In recent years, I have inadvertently become a bit of a local expert in the area of high conflict individuals and the people who are in relationships with them. High conflict individuals often fit the bill for having a personality disorder and so for this article I especially want to address relationships with someone who has narcissistic personality disorder (NPD) or borderline personality disorder (BPD). I have written other articles about this problem and complicated dynamic. I have been quite troubled, at times, at the distress it brings to individuals and any children that are involved because there has been an apparent lack of effective solutions. Finding effective ways to untangle people in these relationships is an ongoing challenge. Here is what I have learned, so far, and what I believe is keeping these relationships going when they are toxic and chaotic in extreme ways. So if you have ever asked yourself why you can’t seem to bring yourself to break away, please consider these points:
Shame and fear create paralysis – If you’re in a relationship with someone who has NPD or BPD, you know fear and shame. While fear is an obvious emotion and state of being, shame can be more subtle, especially if it has become a normal part of your everyday life. Sadly, some people truly do live with deep levels of toxic shame day in and day out. Shame and fear create a state of being stuck and a state of paralysis; unable to act, move or change. People with BPD and NPD become masters at creating fear and shame in their partners. While I don’t believe that this is a deliberate or premeditated action, it is still one that they become quite skilled at through repeated conditioning. They seem to have a knack for triggering fear and shame responses in others. It is honestly the only way that they know how to keep people around for longer periods of time. They don’t know how to build positive relationships or function within them and so they are forced to rely on these types of methods. Using fear and shame also comes from a severe insecurity that they don’t know how to cope with and so many of their behaviors are motivated by a desire for self-preservation. The fear that is involved is among the most intense and therefore irrational fears that I see with my clients. When they think about leaving their NPD or BPD partner, they are met with a truly intense fear. Common shame based beliefs include not being deserving of a good relationship, not being lovable, not being good enough, etc. The intensity of the shame and fear is so big that the biggest battle that people fight is often within themselves. If you relate to this I will tell you, if you can win this internal battle, you can break free, if that is your goal. I tell my clients that love cannot truly exist in a codependent relationship because codependent relationships are built on a foundation of shame. If you relate to this, understand that you must overcome your own fear and shame if you want a happier life.

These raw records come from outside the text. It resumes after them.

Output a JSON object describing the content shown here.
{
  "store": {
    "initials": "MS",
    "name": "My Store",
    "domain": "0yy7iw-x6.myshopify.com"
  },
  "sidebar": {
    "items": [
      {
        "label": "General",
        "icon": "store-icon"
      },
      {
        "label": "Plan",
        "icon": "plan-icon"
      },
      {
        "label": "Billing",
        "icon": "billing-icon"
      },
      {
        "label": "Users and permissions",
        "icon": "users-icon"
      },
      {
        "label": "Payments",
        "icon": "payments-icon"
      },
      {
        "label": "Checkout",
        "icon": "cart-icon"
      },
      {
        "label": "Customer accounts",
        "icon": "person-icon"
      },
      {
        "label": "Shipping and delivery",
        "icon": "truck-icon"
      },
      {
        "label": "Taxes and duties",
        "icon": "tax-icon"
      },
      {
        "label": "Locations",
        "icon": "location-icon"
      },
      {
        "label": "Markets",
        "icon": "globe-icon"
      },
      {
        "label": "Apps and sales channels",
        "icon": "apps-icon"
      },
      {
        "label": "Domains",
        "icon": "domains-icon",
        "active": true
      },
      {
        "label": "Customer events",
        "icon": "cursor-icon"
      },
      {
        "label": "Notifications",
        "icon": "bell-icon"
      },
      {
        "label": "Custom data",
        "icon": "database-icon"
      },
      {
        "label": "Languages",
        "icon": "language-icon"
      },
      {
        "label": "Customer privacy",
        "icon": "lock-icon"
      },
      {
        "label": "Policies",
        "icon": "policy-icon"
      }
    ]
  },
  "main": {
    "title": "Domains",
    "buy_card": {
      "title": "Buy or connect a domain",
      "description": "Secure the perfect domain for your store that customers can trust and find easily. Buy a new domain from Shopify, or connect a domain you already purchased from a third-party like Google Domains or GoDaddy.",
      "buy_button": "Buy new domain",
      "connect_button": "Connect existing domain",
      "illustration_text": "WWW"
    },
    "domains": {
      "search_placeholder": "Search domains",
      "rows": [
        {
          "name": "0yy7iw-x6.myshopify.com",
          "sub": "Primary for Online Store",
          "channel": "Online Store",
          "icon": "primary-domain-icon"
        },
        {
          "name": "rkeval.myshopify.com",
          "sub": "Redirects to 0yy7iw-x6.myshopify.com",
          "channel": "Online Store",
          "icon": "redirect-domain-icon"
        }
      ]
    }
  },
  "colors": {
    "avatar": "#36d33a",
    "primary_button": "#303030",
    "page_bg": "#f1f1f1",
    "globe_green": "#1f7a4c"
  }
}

Enmeshment – When two people are enmeshed in a relationship it means that they have a complete lack of boundaries and there is usually a heavy and severe burden on one person in the relationship to carry all the blame for the problems in the relationship. These relationships maintain destructive cycles that are codependent in nature. Each person seems to keep each other stuck in their own style of self-destruction. These relationships are extremely chaotic and require a lot of dedication and emotional energy; they really are like a full time job. When these relationships end, there is usually like an emotional ripping and tearing that takes place. They are so enmeshed that the first few weeks are extremely difficult as each person attempts to adjust. Those with BPD or NPD never seem to do so effectively and usually do what they can to keep perpetuating the chaos.
Extremely poor sense of self-worth – In my experience, people with BPD and NPD get into long term relationships with people who generally have extremely low self-esteem. Forgive me for being completely blunt for a moment, most people will not tolerate the abuse and chaos that comes with being with a person who has BPD or NPD. Only certain types of people will tolerate them for an extended period of time. Low self-esteem is often tied to a person’s family of origin where they were conditioned to determine their value and self-worth by certain criteria that was taken to an extreme. For example, a person may have learned, as a child, that they had value as a person only when they were doing things for other people and sacrificing their own needs in order to do so. People that stay in long term relationships with someone who has BPD or NPD usually don’t believe that they deserve respect or love. Their sense of self-worth can be so low that they endure abusive behaviors from their partner. They may not even make a connection to the fact that they may be in an abusive relationship even though it is emotionally abusive and sometimes violent.
I believe that there are other factors involved with these relationships but I think that these three points represent the lion’s share of what is involved. If you feel like this describes you and you are living in a toxic and chaotic relationship that is filled with fear and shame, you are not alone. I also want you to know that you are worthy and deserving of love and respect. Getting the right kind of professional help can make all the difference and if you connect with this article I hope that you will reach out and ask for help.